I tend to set my goals based on areas of weakness, not strength, which is why I rarely set a reading goal. I read a lot, so I don’t need any incentive to encourage this behavior! 

Wednesday, January 5, 2022

The Power of the Characters in Stories

by Sarah Sally Hamer @SarahSallyHamer

Characters are powerful. They carry a story with their passion, their love, their hate. Each one has their own understanding of themselves—which we, as writers, have to capture on the page.

Tuesday, January 4, 2022

What Not To Do In 2022 for Writers

by PeggySue Wells @PeggySueWells

Make your writing life better by choosing what not to do in 2022.

When making those traditional New Year’s resolutions around what you will do, it's perhaps more important to know what you won't do. “You cannot overestimate the unimportance of practically everything,” John Maxwell said.

Monday, January 3, 2022

5 Biblical Resolutions for Writers

By Kristen Hogrefe Parnell @khogrefeparnell
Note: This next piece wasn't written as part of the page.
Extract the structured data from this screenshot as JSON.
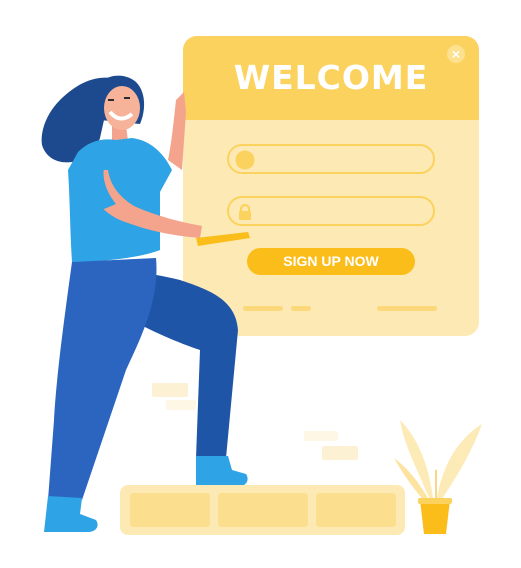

Happy New Year, fellow writers! This time of year, people tend to set resolutions, though many of them have a self-centered focus. There’s nothing wrong with wanting to be healthier and to reach goals, but we can sometimes miss the big picture. Today, let’s take a biblical perspective that I hope will encourage you in your calling as a writer.

Sunday, January 2, 2022
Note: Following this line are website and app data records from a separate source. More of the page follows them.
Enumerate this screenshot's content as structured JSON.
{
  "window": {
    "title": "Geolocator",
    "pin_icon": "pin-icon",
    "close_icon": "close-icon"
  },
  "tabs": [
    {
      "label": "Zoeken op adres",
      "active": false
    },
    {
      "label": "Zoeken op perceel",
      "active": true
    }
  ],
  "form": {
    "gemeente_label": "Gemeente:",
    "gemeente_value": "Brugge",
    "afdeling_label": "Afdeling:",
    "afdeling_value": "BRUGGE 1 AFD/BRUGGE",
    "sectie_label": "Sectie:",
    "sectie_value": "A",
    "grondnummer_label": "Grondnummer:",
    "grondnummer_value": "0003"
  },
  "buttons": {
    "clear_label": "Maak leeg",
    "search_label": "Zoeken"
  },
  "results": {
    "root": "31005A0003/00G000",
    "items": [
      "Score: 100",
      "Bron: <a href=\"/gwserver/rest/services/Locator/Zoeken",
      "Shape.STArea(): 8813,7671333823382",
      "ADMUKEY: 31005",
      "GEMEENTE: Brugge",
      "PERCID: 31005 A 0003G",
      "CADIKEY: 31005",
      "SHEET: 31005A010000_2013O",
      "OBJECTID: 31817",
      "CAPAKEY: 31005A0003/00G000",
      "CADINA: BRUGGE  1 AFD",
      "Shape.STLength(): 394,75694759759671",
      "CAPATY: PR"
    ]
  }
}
The Year of Story

by Audrey Frank @AudreyCFrank

He sat quietly in the morning light, head bowed low like someone who had been made to understand he was not worth people’s time and attention. Nobody in the weary throng spoke to him. He was just one of hundreds who crowded the stuffy room of nations seeking refuge from war and terror.

But one person cared enough to stop and gently ask the question that makes the mute speak, the blind see, and the deaf hear.

Saturday, January 1, 2022

New-Year, New-Life Resolutions for Writers

by Tim Suddeth @TimSuddeth

Is it really 2022 already? I think many of us are looking forward to a much better year than the past few. As much as I don’t feel ready for a new year, I am ready to see the last one move on out. Hasta la vista, baby.

This time of year, many of us work on making a list of New Year’s resolutions. Some people sneer at that because we all know that we break most of our resolutions before spring.

And that is true. And many of them should be broken or discarded. I still think resolutions can be very helpful for all of us. Making a resolution means you’ve taken the time to consider where you are in your life, where it looks like you’re headed, and if and how you want to change it. Socrates once said that the unexamined life is one that is not worth living.